[Start of section]

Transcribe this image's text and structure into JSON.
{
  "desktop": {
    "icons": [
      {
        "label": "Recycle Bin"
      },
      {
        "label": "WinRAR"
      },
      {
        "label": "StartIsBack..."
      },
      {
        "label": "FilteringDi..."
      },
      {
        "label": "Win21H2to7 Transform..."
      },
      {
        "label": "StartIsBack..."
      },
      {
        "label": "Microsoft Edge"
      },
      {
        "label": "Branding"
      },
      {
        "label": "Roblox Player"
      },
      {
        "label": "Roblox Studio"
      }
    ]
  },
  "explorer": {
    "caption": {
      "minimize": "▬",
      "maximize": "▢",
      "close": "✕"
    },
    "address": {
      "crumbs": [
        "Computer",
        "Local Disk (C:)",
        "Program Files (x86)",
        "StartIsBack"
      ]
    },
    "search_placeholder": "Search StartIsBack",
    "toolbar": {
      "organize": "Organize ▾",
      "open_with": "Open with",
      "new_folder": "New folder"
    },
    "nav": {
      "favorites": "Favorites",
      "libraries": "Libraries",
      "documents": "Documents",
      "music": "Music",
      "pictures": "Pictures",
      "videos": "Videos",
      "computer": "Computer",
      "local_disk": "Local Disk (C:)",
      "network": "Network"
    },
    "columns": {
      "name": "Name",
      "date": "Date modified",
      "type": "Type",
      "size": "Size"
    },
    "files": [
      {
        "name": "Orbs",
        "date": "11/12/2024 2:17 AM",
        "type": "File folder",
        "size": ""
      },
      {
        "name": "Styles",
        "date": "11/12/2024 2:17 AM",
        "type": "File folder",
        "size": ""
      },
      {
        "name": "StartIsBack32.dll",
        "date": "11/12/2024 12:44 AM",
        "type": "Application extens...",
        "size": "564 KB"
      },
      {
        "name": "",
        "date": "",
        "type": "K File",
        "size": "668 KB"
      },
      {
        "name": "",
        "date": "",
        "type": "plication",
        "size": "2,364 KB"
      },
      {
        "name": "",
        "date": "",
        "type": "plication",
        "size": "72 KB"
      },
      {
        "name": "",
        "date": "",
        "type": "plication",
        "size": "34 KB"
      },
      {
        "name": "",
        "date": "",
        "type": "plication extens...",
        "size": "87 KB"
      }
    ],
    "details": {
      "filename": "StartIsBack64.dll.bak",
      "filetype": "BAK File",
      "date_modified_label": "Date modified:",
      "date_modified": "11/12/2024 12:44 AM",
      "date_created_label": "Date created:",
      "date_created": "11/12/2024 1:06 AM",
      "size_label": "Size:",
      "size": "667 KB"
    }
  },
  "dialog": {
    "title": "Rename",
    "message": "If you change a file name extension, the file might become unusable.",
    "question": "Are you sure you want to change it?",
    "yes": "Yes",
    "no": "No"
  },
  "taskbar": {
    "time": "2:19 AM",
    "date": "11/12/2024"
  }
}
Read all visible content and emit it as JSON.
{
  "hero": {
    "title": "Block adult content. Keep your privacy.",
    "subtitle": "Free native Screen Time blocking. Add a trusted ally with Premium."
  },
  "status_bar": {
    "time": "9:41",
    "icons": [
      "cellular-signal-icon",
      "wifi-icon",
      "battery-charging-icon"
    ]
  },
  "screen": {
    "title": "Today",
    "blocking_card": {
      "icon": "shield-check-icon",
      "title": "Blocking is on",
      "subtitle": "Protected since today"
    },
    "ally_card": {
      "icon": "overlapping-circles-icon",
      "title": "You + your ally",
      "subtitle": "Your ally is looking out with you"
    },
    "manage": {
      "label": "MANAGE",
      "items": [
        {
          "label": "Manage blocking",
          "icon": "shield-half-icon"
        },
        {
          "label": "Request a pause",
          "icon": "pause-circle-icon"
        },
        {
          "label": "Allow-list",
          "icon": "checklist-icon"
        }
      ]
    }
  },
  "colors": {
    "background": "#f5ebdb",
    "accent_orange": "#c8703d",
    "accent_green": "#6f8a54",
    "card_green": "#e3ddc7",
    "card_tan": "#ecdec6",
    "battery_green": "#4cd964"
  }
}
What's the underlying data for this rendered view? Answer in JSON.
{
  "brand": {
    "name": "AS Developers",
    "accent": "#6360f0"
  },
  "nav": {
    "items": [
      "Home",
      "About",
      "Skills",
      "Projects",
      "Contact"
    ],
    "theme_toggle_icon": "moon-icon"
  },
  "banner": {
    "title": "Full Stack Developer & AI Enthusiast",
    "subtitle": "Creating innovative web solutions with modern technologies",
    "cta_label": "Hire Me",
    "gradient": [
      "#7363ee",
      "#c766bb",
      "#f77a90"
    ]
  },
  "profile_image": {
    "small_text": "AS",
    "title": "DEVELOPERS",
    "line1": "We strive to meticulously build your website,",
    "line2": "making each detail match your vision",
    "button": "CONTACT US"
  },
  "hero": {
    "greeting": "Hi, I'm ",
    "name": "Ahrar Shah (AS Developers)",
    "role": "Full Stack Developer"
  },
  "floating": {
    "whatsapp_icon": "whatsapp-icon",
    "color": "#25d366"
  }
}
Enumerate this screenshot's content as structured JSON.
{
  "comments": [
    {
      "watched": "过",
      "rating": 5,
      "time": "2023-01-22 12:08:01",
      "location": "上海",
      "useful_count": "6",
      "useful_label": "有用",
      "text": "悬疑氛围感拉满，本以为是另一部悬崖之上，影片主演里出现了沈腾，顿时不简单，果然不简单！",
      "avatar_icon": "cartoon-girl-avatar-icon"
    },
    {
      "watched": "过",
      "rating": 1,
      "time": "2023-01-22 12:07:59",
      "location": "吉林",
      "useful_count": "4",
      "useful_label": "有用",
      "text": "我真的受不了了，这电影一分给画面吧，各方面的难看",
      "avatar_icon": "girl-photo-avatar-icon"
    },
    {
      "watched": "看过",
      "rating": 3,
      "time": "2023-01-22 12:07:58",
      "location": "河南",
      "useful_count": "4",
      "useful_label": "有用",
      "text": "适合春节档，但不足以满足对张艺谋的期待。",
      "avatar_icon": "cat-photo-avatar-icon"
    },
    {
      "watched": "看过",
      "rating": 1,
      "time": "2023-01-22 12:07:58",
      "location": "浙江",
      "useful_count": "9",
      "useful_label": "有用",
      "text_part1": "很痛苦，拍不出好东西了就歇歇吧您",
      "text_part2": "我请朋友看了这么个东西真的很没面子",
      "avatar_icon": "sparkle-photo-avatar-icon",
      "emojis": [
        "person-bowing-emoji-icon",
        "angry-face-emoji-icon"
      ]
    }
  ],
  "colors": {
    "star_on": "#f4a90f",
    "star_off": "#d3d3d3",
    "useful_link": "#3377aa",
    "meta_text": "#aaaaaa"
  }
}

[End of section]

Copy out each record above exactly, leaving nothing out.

Transcribe this image's text and structure into JSON.
{
  "desktop": {
    "icons": [
      {
        "label": "Recycle Bin"
      },
      {
        "label": "WinRAR"
      },
      {
        "label": "StartIsBack..."
      },
      {
        "label": "FilteringDi..."
      },
      {
        "label": "Win21H2to7 Transform..."
      },
      {
        "label": "StartIsBack..."
      },
      {
        "label": "Microsoft Edge"
      },
      {
        "label": "Branding"
      },
      {
        "label": "Roblox Player"
      },
      {
        "label": "Roblox Studio"
      }
    ]
  },
  "explorer": {
    "caption": {
      "minimize": "▬",
      "maximize": "▢",
      "close": "✕"
    },
    "address": {
      "crumbs": [
        "Computer",
        "Local Disk (C:)",
        "Program Files (x86)",
        "StartIsBack"
      ]
    },
    "search_placeholder": "Search StartIsBack",
    "toolbar": {
      "organize": "Organize ▾",
      "open_with": "Open with",
      "new_folder": "New folder"
    },
    "nav": {
      "favorites": "Favorites",
      "libraries": "Libraries",
      "documents": "Documents",
      "music": "Music",
      "pictures": "Pictures",
      "videos": "Videos",
      "computer": "Computer",
      "local_disk": "Local Disk (C:)",
      "network": "Network"
    },
    "columns": {
      "name": "Name",
      "date": "Date modified",
      "type": "Type",
      "size": "Size"
    },
    "files": [
      {
        "name": "Orbs",
        "date": "11/12/2024 2:17 AM",
        "type": "File folder",
        "size": ""
      },
      {
        "name": "Styles",
        "date": "11/12/2024 2:17 AM",
        "type": "File folder",
        "size": ""
      },
      {
        "name": "StartIsBack32.dll",
        "date": "11/12/2024 12:44 AM",
        "type": "Application extens...",
        "size": "564 KB"
      },
      {
        "name": "",
        "date": "",
        "type": "K File",
        "size": "668 KB"
      },
      {
        "name": "",
        "date": "",
        "type": "plication",
        "size": "2,364 KB"
      },
      {
        "name": "",
        "date": "",
        "type": "plication",
        "size": "72 KB"
      },
      {
        "name": "",
        "date": "",
        "type": "plication",
        "size": "34 KB"
      },
      {
        "name": "",
        "date": "",
        "type": "plication extens...",
        "size": "87 KB"
      }
    ],
    "details": {
      "filename": "StartIsBack64.dll.bak",
      "filetype": "BAK File",
      "date_modified_label": "Date modified:",
      "date_modified": "11/12/2024 12:44 AM",
      "date_created_label": "Date created:",
      "date_created": "11/12/2024 1:06 AM",
      "size_label": "Size:",
      "size": "667 KB"
    }
  },
  "dialog": {
    "title": "Rename",
    "message": "If you change a file name extension, the file might become unusable.",
    "question": "Are you sure you want to change it?",
    "yes": "Yes",
    "no": "No"
  },
  "taskbar": {
    "time": "2:19 AM",
    "date": "11/12/2024"
  }
}
Read all visible content and emit it as JSON.
{
  "hero": {
    "title": "Block adult content. Keep your privacy.",
    "subtitle": "Free native Screen Time blocking. Add a trusted ally with Premium."
  },
  "status_bar": {
    "time": "9:41",
    "icons": [
      "cellular-signal-icon",
      "wifi-icon",
      "battery-charging-icon"
    ]
  },
  "screen": {
    "title": "Today",
    "blocking_card": {
      "icon": "shield-check-icon",
      "title": "Blocking is on",
      "subtitle": "Protected since today"
    },
    "ally_card": {
      "icon": "overlapping-circles-icon",
      "title": "You + your ally",
      "subtitle": "Your ally is looking out with you"
    },
    "manage": {
      "label": "MANAGE",
      "items": [
        {
          "label": "Manage blocking",
          "icon": "shield-half-icon"
        },
        {
          "label": "Request a pause",
          "icon": "pause-circle-icon"
        },
        {
          "label": "Allow-list",
          "icon": "checklist-icon"
        }
      ]
    }
  },
  "colors": {
    "background": "#f5ebdb",
    "accent_orange": "#c8703d",
    "accent_green": "#6f8a54",
    "card_green": "#e3ddc7",
    "card_tan": "#ecdec6",
    "battery_green": "#4cd964"
  }
}
What's the underlying data for this rendered view? Answer in JSON.
{
  "brand": {
    "name": "AS Developers",
    "accent": "#6360f0"
  },
  "nav": {
    "items": [
      "Home",
      "About",
      "Skills",
      "Projects",
      "Contact"
    ],
    "theme_toggle_icon": "moon-icon"
  },
  "banner": {
    "title": "Full Stack Developer & AI Enthusiast",
    "subtitle": "Creating innovative web solutions with modern technologies",
    "cta_label": "Hire Me",
    "gradient": [
      "#7363ee",
      "#c766bb",
      "#f77a90"
    ]
  },
  "profile_image": {
    "small_text": "AS",
    "title": "DEVELOPERS",
    "line1": "We strive to meticulously build your website,",
    "line2": "making each detail match your vision",
    "button": "CONTACT US"
  },
  "hero": {
    "greeting": "Hi, I'm ",
    "name": "Ahrar Shah (AS Developers)",
    "role": "Full Stack Developer"
  },
  "floating": {
    "whatsapp_icon": "whatsapp-icon",
    "color": "#25d366"
  }
}
Enumerate this screenshot's content as structured JSON.
{
  "comments": [
    {
      "watched": "过",
      "rating": 5,
      "time": "2023-01-22 12:08:01",
      "location": "上海",
      "useful_count": "6",
      "useful_label": "有用",
      "text": "悬疑氛围感拉满，本以为是另一部悬崖之上，影片主演里出现了沈腾，顿时不简单，果然不简单！",
      "avatar_icon": "cartoon-girl-avatar-icon"
    },
    {
      "watched": "过",
      "rating": 1,
      "time": "2023-01-22 12:07:59",
      "location": "吉林",
      "useful_count": "4",
      "useful_label": "有用",
      "text": "我真的受不了了，这电影一分给画面吧，各方面的难看",
      "avatar_icon": "girl-photo-avatar-icon"
    },
    {
      "watched": "看过",
      "rating": 3,
      "time": "2023-01-22 12:07:58",
      "location": "河南",
      "useful_count": "4",
      "useful_label": "有用",
      "text": "适合春节档，但不足以满足对张艺谋的期待。",
      "avatar_icon": "cat-photo-avatar-icon"
    },
    {
      "watched": "看过",
      "rating": 1,
      "time": "2023-01-22 12:07:58",
      "location": "浙江",
      "useful_count": "9",
      "useful_label": "有用",
      "text_part1": "很痛苦，拍不出好东西了就歇歇吧您",
      "text_part2": "我请朋友看了这么个东西真的很没面子",
      "avatar_icon": "sparkle-photo-avatar-icon",
      "emojis": [
        "person-bowing-emoji-icon",
        "angry-face-emoji-icon"
      ]
    }
  ],
  "colors": {
    "star_on": "#f4a90f",
    "star_off": "#d3d3d3",
    "useful_link": "#3377aa",
    "meta_text": "#aaaaaa"
  }
}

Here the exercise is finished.